Dataset rows for apps and sites
▼
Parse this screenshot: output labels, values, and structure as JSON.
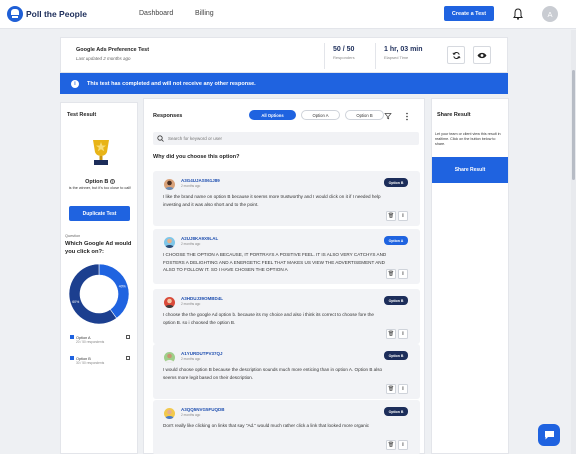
{
  "brand": {
    "name": "Poll the People"
  },
  "nav": {
    "dashboard": "Dashboard",
    "billing": "Billing",
    "create_button": "Create a Test",
    "avatar_initial": "A"
  },
  "test": {
    "title": "Google Ads Preference Test",
    "updated": "Last updated 2 months ago",
    "responders_value": "50 / 50",
    "responders_label": "Responders",
    "elapsed_value": "1 hr, 03 min",
    "elapsed_label": "Elapsed Time"
  },
  "banner": {
    "text": "This test has completed and will not receive any other response."
  },
  "left": {
    "title": "Test Result",
    "winner": "Option B",
    "winner_text": "is the winner, but it's too close to call!",
    "duplicate_button": "Duplicate Test",
    "question_label": "Question",
    "question": "Which Google Ad would you click on?:",
    "legend": [
      {
        "label": "Option A",
        "sub": "20 / 50 respondents"
      },
      {
        "label": "Option B",
        "sub": "30 / 50 respondents"
      }
    ]
  },
  "chart_data": {
    "type": "pie",
    "categories": [
      "Option A",
      "Option B"
    ],
    "values": [
      40,
      60
    ],
    "labels": [
      "40%",
      "60%"
    ],
    "colors": [
      "#1f63e0",
      "#1c3f8f"
    ]
  },
  "center": {
    "title": "Responses",
    "tabs": [
      "All Options",
      "Option A",
      "Option B"
    ],
    "search_placeholder": "Search for keyword or user",
    "question": "Why did you choose this option?",
    "responses": [
      {
        "id": "A3G4UJAS061J89",
        "time": "2 months ago",
        "option": "Option B",
        "text": "I like the brand name on option B because it seems more trustworthy and I would click on it if I needed help investing and it was also short and to the point."
      },
      {
        "id": "A2UJ8KA9X9LAL",
        "time": "2 months ago",
        "option": "Option A",
        "text": "I CHOOSE THE OPTION A BECAUSE, IT PORTRAYS A POSITIVE FEEL. IT IS ALSO VERY CATCHYS AND FOSTERS A DELIGHTING AND A ENERGETIC FEEL THAT MAKES US VIEW THE ADVERTISEMENT AND ALSO TO FOLLOW IT. SO I HAVE CHOSEN THE OPTION A"
      },
      {
        "id": "A3HDUJ39OMBD4L",
        "time": "2 months ago",
        "option": "Option B",
        "text": "I choose the the google Ad option b. because its my choice and also i think its correct to choose fore the option B. so i choosed the option B."
      },
      {
        "id": "A1YURDUTPV37QJ",
        "time": "2 months ago",
        "option": "Option B",
        "text": "I would choose option B because the description sounds much more enticing than in option A. Option B also seems more legit based on their description."
      },
      {
        "id": "A3QQ5NVG5FUQDB",
        "time": "2 months ago",
        "option": "Option B",
        "text": "Don't really like clicking on links that say \"Ad.\" would much rather click a link that looked more organic"
      }
    ]
  },
  "right": {
    "title": "Share Result",
    "text": "Let your team or client view this result in realtime. Click on the button below to share.",
    "button": "Share Result"
  },
  "colors": {
    "accent": "#1f63e0",
    "navy": "#1c2d5a"
  }
}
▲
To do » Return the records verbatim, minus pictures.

Output below »
Parse this screenshot: output labels, values, and structure as JSON.
{
  "brand": {
    "name": "Poll the People"
  },
  "nav": {
    "dashboard": "Dashboard",
    "billing": "Billing",
    "create_button": "Create a Test",
    "avatar_initial": "A"
  },
  "test": {
    "title": "Google Ads Preference Test",
    "updated": "Last updated 2 months ago",
    "responders_value": "50 / 50",
    "responders_label": "Responders",
    "elapsed_value": "1 hr, 03 min",
    "elapsed_label": "Elapsed Time"
  },
  "banner": {
    "text": "This test has completed and will not receive any other response."
  },
  "left": {
    "title": "Test Result",
    "winner": "Option B",
    "winner_text": "is the winner, but it's too close to call!",
    "duplicate_button": "Duplicate Test",
    "question_label": "Question",
    "question": "Which Google Ad would you click on?:",
    "legend": [
      {
        "label": "Option A",
        "sub": "20 / 50 respondents"
      },
      {
        "label": "Option B",
        "sub": "30 / 50 respondents"
      }
    ]
  },
  "chart_data": {
    "type": "pie",
    "categories": [
      "Option A",
      "Option B"
    ],
    "values": [
      40,
      60
    ],
    "labels": [
      "40%",
      "60%"
    ],
    "colors": [
      "#1f63e0",
      "#1c3f8f"
    ]
  },
  "center": {
    "title": "Responses",
    "tabs": [
      "All Options",
      "Option A",
      "Option B"
    ],
    "search_placeholder": "Search for keyword or user",
    "question": "Why did you choose this option?",
    "responses": [
      {
        "id": "A3G4UJAS061J89",
        "time": "2 months ago",
        "option": "Option B",
        "text": "I like the brand name on option B because it seems more trustworthy and I would click on it if I needed help investing and it was also short and to the point."
      },
      {
        "id": "A2UJ8KA9X9LAL",
        "time": "2 months ago",
        "option": "Option A",
        "text": "I CHOOSE THE OPTION A BECAUSE, IT PORTRAYS A POSITIVE FEEL. IT IS ALSO VERY CATCHYS AND FOSTERS A DELIGHTING AND A ENERGETIC FEEL THAT MAKES US VIEW THE ADVERTISEMENT AND ALSO TO FOLLOW IT. SO I HAVE CHOSEN THE OPTION A"
      },
      {
        "id": "A3HDUJ39OMBD4L",
        "time": "2 months ago",
        "option": "Option B",
        "text": "I choose the the google Ad option b. because its my choice and also i think its correct to choose fore the option B. so i choosed the option B."
      },
      {
        "id": "A1YURDUTPV37QJ",
        "time": "2 months ago",
        "option": "Option B",
        "text": "I would choose option B because the description sounds much more enticing than in option A. Option B also seems more legit based on their description."
      },
      {
        "id": "A3QQ5NVG5FUQDB",
        "time": "2 months ago",
        "option": "Option B",
        "text": "Don't really like clicking on links that say \"Ad.\" would much rather click a link that looked more organic"
      }
    ]
  },
  "right": {
    "title": "Share Result",
    "text": "Let your team or client view this result in realtime. Click on the button below to share.",
    "button": "Share Result"
  },
  "colors": {
    "accent": "#1f63e0",
    "navy": "#1c2d5a"
  }
}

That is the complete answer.